"This drought is unprecedented — we've never had such a lack of rainfall since we started keeping track," says Doug Parker, who directs UC ANR's California Institute for Water Resources and also leads UC ANR's Strategic Initiative on Water Quality, Quantity and Security. "Farmers are looking for ways they can stretch their water budget."
One way is irrigating vineyards with recycled wastewater from municipal waste treatment plants. California recycles only 7 percent of the 9 million acre-feet of urban wastewater produced per year, and the state wants to nearly quadruple that by 2030. Besides providing a source of irrigation water during drought, recycling water is cost-effective and reduces wastewater discharge to rivers.
To see if recycled water is suitable for use in Napa vineyards, UC Cooperative Extension researchers evaluated the quality of water treated by the Napa Sanitation District (NSD) as well as its impact on soil.
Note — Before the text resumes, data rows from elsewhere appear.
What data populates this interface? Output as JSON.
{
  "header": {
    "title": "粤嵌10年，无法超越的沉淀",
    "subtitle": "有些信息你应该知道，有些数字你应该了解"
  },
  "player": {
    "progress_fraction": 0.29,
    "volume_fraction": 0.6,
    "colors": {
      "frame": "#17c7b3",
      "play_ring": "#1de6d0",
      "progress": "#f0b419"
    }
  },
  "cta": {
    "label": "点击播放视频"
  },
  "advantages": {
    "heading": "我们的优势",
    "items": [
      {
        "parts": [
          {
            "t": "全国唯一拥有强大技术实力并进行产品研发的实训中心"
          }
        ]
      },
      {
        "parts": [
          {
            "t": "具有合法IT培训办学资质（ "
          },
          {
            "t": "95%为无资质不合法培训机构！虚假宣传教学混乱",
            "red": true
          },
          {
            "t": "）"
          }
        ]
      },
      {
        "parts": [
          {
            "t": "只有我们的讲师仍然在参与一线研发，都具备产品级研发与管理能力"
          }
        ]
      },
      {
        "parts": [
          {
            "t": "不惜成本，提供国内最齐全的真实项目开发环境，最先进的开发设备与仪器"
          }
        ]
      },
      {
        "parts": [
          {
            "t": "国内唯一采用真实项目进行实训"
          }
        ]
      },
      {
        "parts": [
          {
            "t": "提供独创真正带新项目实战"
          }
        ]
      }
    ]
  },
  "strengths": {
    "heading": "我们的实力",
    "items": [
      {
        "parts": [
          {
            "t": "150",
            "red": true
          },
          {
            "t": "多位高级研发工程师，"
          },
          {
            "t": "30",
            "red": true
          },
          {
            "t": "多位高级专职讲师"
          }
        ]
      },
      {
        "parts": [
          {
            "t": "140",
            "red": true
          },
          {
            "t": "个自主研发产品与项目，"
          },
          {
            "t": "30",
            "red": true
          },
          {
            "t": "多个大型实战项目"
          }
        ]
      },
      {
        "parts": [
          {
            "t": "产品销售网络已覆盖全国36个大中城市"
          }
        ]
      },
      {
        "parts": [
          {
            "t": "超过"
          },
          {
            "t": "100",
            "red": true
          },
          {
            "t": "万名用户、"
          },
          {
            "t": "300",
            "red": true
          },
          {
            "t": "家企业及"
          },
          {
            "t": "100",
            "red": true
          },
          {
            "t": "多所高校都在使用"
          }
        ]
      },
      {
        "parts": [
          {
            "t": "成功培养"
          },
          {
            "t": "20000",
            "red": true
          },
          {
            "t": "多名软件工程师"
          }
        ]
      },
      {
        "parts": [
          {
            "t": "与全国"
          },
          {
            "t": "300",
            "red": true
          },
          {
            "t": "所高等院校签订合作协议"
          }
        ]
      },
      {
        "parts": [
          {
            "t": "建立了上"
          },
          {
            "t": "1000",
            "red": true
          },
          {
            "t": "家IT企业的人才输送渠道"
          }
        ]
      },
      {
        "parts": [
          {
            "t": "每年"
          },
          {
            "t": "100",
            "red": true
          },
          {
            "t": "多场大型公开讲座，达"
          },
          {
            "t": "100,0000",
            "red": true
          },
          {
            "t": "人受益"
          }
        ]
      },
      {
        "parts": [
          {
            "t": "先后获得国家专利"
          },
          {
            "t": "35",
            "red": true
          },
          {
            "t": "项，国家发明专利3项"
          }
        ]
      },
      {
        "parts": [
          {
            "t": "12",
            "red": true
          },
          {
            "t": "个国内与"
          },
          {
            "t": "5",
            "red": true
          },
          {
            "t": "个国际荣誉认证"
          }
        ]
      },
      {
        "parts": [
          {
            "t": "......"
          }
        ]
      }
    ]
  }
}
They found that the quality of the recycled water was similar to that of other local sources of irrigation water. Additionally, in a vineyard that was irrigated with recycled water for 8 years, the soil did not accumulate salts or toxic ions, such as boron.
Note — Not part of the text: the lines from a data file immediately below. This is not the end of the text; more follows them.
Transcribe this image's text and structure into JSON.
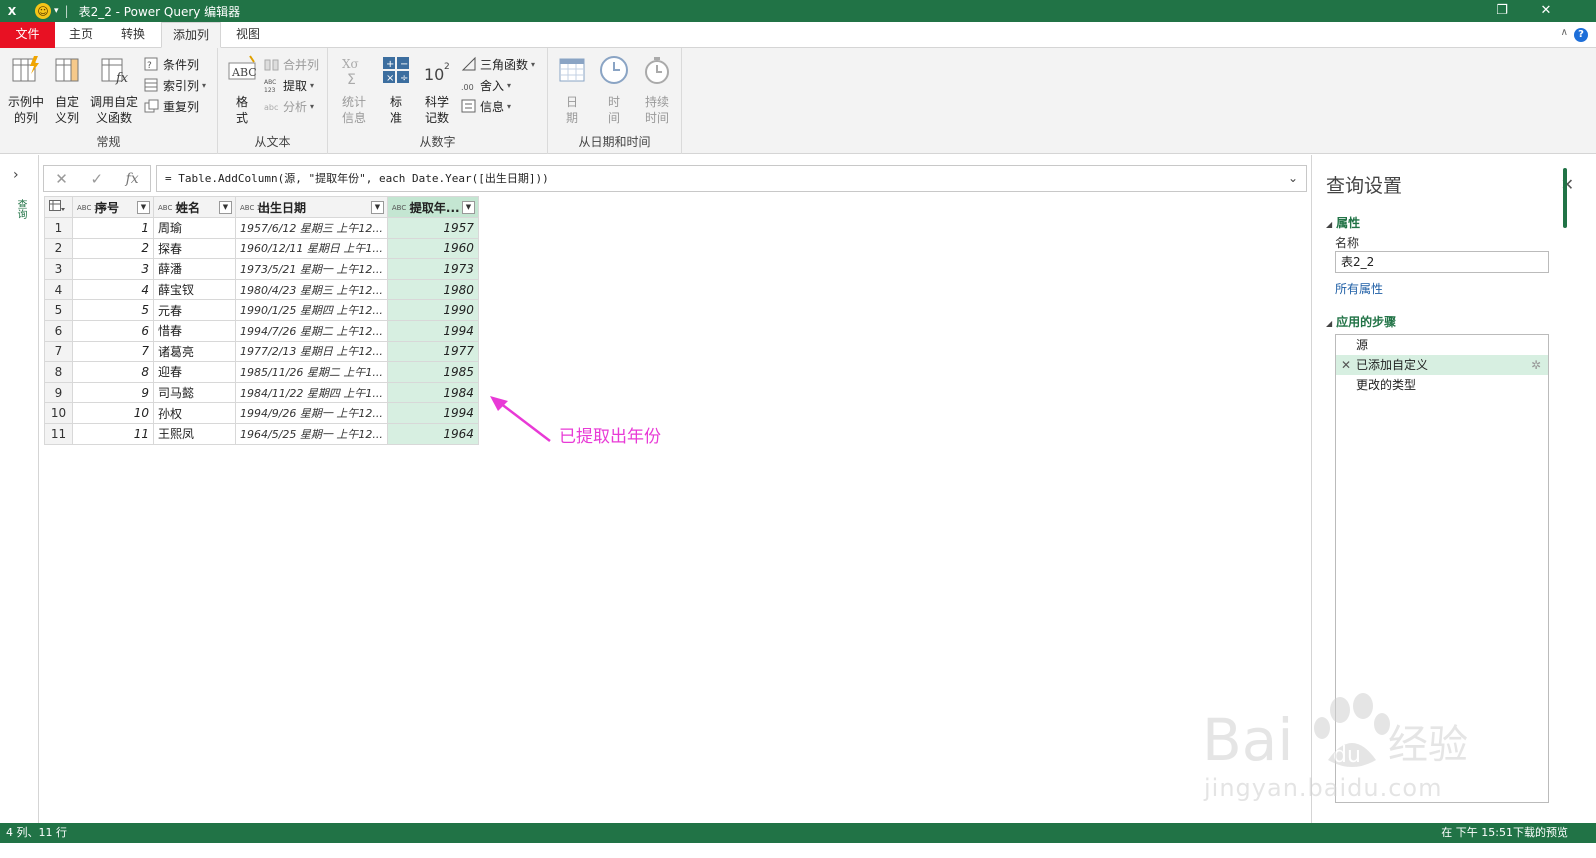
{
  "titlebar": {
    "app_logo": "X",
    "quick_access": "▾",
    "title": "表2_2 - Power Query 编辑器"
  },
  "tabs": {
    "file": "文件",
    "home": "主页",
    "transform": "转换",
    "add_column": "添加列",
    "view": "视图"
  },
  "ribbon": {
    "general": {
      "label": "常规",
      "column_from_examples": "示例中\n的列",
      "custom_column": "自定\n义列",
      "invoke_function": "调用自定\n义函数",
      "conditional_column": "条件列",
      "index_column": "索引列",
      "duplicate_column": "重复列"
    },
    "from_text": {
      "label": "从文本",
      "format": "格\n式",
      "merge_columns": "合并列",
      "extract": "提取",
      "parse": "分析"
    },
    "from_number": {
      "label": "从数字",
      "statistics": "统计\n信息",
      "standard": "标\n准",
      "scientific": "科学\n记数",
      "trigonometry": "三角函数",
      "rounding": "舍入",
      "information": "信息"
    },
    "from_datetime": {
      "label": "从日期和时间",
      "date": "日\n期",
      "time": "时\n间",
      "duration": "持续\n时间"
    }
  },
  "leftnav": {
    "label": "查询"
  },
  "formula": {
    "text": "= Table.AddColumn(源, \"提取年份\", each Date.Year([出生日期]))"
  },
  "table": {
    "columns": [
      "序号",
      "姓名",
      "出生日期",
      "提取年..."
    ],
    "type_label": "ABC\n123",
    "rows": [
      [
        "1",
        "周瑜",
        "1957/6/12 星期三 上午12...",
        "1957"
      ],
      [
        "2",
        "探春",
        "1960/12/11 星期日 上午1...",
        "1960"
      ],
      [
        "3",
        "薛潘",
        "1973/5/21 星期一 上午12...",
        "1973"
      ],
      [
        "4",
        "薛宝钗",
        "1980/4/23 星期三 上午12...",
        "1980"
      ],
      [
        "5",
        "元春",
        "1990/1/25 星期四 上午12...",
        "1990"
      ],
      [
        "6",
        "惜春",
        "1994/7/26 星期二 上午12...",
        "1994"
      ],
      [
        "7",
        "诸葛亮",
        "1977/2/13 星期日 上午12...",
        "1977"
      ],
      [
        "8",
        "迎春",
        "1985/11/26 星期二 上午1...",
        "1985"
      ],
      [
        "9",
        "司马懿",
        "1984/11/22 星期四 上午1...",
        "1984"
      ],
      [
        "10",
        "孙权",
        "1994/9/26 星期一 上午12...",
        "1994"
      ],
      [
        "11",
        "王熙凤",
        "1964/5/25 星期一 上午12...",
        "1964"
      ]
    ]
  },
  "annotation": {
    "text": "已提取出年份",
    "color": "#e83ad6"
  },
  "query_settings": {
    "title": "查询设置",
    "properties": "属性",
    "name_label": "名称",
    "name_value": "表2_2",
    "all_properties": "所有属性",
    "applied_steps": "应用的步骤",
    "steps": [
      "源",
      "已添加自定义",
      "更改的类型"
    ]
  },
  "status": {
    "left": "4 列、11 行",
    "right": "在 下午 15:51下载的预览"
  },
  "watermark": {
    "brand": "Bai",
    "brand2": "du",
    "brand3": "经验",
    "url": "jingyan.baidu.com"
  },
  "colors": {
    "accent": "#217346",
    "file_tab": "#e81123",
    "highlight": "#d7efe1"
  }
}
"Our work suggests that treated wastewater from the NSD is suitable for irrigation of vineyards over the long term," the researchers say.
One caveat is that the recycled water was relatively high in nitrogen. The higher soil nitrogen levels will be fine for many vineyards but, when needed, growers can easily reduce nitrogen by planting cover crops such as cereals and other grasses during the winter.
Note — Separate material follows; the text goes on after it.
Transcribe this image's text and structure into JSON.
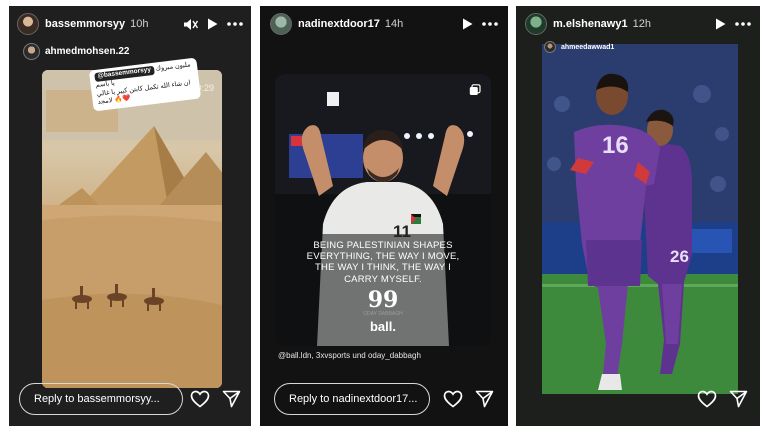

Also in this issue:
Recycled water increases chloride in Salinas Valley soil
Most growers in the northern Salinas Valley have irrigated their crops with recycled wastewater since 1998, raising concerns about salt accumulation in the soil. New research shows that since the year 2000, only a small amount of sodium has accumulated in the 12-inch deep rooting zone. In half of the fields studied, chloride has accumulated to levels that could affect yields of strawberry plants and leafy greens such as spinach. This chloride buildup may be due to the recent lack of winter rainfall, which normally washes salts out of the root zone, and could be mitigated by improving drainage and avoiding soil amendments that contain chloride.
Reducing runoff from alfalfa fields
Accounting for nearly 20 percent of total agricultural water use statewide, alfalfa is California's thirstiest crop — large amounts of irrigation water can be wasted as runoff. New UC research shows that alfalfa growers can reduce this runoff to a comparative trickle by using a mathematical model that predicts the advance of irrigation water across a field in combination with wireless sensors that track the water's advance. This new approach also frees growers from checking the irrigation status of fields in person, saving time and labor.
Predicting which plants will invade California
Most ornamental plants are happy to stay in gardens, but some jump the fence, invading wildlands and crowding out native plants. California has a wealth of native plants, about 3,400 species, but is also plagued by more than 1,500 species of invasive plants, many of which were introduced by the horticultural trade. New UC research identifies 186 ornamentals that have invaded Mediterranean areas in other parts of the world, and so are at high risk of becoming invasive here too. This work could help focus further risk assessments of imported ornamentals, as well as help land managers identify which species to watch for in wildlands.
The entire July-September 2014 issue can be downloaded at http://californiaagriculture.ucanr.edu.
California Agriculture is the University of California's peer-reviewed journal of research in agricultural, human and natural resources. For a free subscription, go to http://californiaagriculture.ucanr.edu or write to email@example.com.